** Opening The input block **
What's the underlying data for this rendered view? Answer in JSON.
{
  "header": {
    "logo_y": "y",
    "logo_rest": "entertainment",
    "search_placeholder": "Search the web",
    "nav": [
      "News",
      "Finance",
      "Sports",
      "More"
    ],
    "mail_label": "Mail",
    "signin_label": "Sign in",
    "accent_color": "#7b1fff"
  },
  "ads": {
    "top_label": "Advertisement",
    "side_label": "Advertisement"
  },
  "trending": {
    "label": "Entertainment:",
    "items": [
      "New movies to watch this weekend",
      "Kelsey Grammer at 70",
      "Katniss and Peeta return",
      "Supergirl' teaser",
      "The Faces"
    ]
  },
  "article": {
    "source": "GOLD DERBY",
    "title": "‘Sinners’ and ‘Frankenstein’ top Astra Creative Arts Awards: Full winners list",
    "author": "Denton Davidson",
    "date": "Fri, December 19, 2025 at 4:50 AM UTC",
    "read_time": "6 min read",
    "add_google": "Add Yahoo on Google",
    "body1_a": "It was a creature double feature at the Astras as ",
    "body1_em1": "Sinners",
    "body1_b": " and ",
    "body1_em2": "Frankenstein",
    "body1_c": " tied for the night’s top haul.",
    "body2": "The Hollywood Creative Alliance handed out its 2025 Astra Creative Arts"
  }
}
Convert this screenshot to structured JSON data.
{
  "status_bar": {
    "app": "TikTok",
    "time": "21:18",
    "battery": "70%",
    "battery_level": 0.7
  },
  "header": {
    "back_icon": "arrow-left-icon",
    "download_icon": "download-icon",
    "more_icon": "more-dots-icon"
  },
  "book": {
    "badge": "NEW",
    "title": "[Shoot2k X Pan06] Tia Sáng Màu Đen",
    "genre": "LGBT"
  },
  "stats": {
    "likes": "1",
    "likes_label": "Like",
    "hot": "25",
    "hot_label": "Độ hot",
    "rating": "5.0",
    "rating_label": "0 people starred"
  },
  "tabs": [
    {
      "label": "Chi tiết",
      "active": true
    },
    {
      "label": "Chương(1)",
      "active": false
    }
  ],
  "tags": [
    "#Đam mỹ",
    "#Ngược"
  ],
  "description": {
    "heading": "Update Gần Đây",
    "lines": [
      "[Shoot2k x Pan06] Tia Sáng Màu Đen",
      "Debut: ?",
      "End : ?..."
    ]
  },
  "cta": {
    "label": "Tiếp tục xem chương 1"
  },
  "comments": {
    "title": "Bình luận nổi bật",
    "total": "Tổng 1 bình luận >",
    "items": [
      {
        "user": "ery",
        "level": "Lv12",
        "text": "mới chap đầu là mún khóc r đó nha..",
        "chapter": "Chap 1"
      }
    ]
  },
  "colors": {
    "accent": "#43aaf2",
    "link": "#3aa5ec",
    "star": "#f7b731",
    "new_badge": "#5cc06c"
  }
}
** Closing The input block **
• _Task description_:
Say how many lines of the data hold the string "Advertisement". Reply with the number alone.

• _Result below_:
2